▸ **SOURCE DATA**
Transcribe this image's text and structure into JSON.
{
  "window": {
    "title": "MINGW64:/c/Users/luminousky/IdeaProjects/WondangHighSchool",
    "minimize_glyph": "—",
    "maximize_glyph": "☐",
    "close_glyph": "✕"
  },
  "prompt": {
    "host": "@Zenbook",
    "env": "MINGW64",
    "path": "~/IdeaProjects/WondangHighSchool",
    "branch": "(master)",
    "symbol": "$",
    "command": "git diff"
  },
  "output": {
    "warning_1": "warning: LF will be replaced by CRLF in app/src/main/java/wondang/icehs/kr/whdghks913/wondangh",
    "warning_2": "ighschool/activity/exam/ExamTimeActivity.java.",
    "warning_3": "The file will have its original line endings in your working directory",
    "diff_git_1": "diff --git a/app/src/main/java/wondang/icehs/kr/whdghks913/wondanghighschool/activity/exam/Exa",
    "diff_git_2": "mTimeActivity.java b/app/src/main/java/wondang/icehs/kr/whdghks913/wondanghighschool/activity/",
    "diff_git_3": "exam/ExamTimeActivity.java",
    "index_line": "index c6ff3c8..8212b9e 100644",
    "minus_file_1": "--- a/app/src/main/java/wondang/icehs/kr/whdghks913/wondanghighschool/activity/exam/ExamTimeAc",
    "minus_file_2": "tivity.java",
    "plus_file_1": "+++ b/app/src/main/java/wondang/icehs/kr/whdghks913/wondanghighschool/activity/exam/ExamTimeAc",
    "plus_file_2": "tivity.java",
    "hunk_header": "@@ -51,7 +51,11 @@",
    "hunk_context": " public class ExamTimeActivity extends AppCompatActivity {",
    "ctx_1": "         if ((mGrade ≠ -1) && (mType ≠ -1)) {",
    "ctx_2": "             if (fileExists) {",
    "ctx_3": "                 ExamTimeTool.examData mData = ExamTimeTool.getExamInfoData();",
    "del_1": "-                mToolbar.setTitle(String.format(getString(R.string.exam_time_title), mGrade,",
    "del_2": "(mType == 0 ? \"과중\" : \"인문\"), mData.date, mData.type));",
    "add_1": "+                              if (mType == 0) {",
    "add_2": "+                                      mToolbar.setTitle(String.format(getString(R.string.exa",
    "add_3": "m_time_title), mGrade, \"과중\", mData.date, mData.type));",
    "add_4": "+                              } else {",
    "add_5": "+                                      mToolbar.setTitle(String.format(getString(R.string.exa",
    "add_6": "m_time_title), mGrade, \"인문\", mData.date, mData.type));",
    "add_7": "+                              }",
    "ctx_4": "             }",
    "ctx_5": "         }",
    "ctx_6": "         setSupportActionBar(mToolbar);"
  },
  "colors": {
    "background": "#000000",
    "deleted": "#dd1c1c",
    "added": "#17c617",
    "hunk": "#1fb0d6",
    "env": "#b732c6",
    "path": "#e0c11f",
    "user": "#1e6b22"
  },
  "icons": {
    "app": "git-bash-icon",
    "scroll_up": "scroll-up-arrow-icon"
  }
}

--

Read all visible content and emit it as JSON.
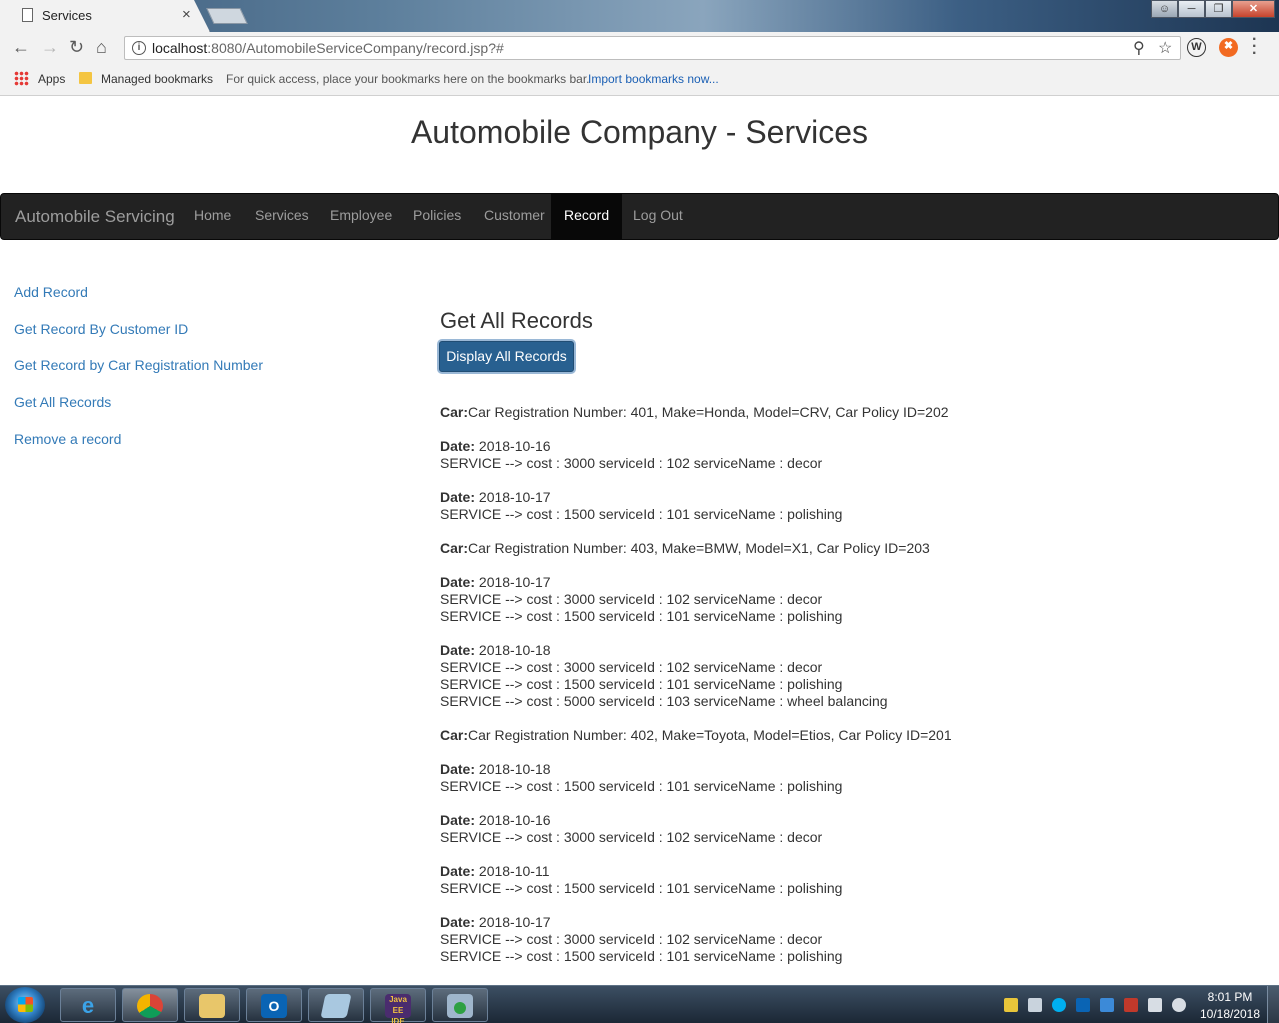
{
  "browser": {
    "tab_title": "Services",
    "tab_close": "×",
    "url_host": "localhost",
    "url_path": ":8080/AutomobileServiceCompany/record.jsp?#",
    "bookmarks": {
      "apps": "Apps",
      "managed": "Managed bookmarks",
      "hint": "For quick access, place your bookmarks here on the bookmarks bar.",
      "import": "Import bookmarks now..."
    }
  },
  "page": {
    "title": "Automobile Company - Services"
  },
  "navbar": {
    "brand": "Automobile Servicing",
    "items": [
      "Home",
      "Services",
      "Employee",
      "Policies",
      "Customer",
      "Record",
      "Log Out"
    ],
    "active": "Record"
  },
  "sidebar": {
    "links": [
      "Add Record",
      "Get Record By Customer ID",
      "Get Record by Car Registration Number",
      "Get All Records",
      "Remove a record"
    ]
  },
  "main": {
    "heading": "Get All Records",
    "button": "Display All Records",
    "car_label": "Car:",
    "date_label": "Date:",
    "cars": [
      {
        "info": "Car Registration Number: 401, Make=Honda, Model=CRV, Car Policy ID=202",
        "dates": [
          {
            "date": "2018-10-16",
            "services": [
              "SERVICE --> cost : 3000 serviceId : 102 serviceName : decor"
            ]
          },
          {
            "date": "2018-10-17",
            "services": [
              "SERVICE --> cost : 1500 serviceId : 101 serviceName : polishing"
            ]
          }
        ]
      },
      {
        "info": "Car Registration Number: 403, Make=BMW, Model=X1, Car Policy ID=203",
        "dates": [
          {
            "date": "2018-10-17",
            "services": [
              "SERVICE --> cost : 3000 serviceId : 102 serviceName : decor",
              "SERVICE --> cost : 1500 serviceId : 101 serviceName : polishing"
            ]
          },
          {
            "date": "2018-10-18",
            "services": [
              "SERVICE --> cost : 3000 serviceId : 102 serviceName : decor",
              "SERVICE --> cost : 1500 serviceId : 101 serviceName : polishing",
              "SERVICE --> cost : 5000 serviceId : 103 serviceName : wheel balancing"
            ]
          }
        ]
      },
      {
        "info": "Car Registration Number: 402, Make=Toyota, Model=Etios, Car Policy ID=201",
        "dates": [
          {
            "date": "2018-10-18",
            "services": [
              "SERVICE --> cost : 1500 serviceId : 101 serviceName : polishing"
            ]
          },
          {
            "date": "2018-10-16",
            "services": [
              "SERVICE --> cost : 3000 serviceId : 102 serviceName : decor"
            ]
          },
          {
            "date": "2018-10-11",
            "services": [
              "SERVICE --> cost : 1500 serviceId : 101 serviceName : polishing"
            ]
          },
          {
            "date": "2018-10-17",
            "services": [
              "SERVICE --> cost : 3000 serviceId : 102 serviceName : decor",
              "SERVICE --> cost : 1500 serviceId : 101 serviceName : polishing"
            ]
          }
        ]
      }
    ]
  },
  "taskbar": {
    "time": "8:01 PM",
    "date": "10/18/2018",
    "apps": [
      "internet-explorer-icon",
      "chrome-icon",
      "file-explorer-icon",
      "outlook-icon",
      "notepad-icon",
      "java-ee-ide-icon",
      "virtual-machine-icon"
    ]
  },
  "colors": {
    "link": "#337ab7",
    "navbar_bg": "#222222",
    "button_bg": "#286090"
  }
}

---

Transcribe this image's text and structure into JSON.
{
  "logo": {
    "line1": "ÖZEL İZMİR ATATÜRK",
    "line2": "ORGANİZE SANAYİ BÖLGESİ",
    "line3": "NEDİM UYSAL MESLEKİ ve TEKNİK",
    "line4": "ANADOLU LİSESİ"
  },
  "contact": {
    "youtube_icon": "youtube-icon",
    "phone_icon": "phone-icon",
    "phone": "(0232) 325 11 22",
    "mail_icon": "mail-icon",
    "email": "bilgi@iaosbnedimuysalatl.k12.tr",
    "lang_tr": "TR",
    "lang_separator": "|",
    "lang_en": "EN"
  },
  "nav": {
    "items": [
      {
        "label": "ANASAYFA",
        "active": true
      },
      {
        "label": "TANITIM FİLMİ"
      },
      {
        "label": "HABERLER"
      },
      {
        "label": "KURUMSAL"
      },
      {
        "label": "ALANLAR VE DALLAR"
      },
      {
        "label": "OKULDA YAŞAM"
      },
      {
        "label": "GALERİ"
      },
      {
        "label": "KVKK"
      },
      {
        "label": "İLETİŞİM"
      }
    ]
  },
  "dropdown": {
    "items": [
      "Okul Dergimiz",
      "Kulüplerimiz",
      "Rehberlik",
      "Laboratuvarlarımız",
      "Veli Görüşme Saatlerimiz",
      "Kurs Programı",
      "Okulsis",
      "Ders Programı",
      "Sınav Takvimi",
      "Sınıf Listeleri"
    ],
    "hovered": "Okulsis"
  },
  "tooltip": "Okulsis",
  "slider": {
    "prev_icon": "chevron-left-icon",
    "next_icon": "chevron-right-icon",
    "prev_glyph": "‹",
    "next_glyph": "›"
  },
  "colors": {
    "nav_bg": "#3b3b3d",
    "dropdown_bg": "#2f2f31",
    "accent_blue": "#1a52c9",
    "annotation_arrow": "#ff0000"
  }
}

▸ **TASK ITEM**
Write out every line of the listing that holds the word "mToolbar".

▸ **RESPONSE TO THE EXERCISE**
    "del_1": "-                mToolbar.setTitle(String.format(getString(R.string.exam_time_title), mGrade,",
    "add_2": "+                                      mToolbar.setTitle(String.format(getString(R.string.exa",
    "add_5": "+                                      mToolbar.setTitle(String.format(getString(R.string.exa",
    "ctx_6": "         setSupportActionBar(mToolbar);"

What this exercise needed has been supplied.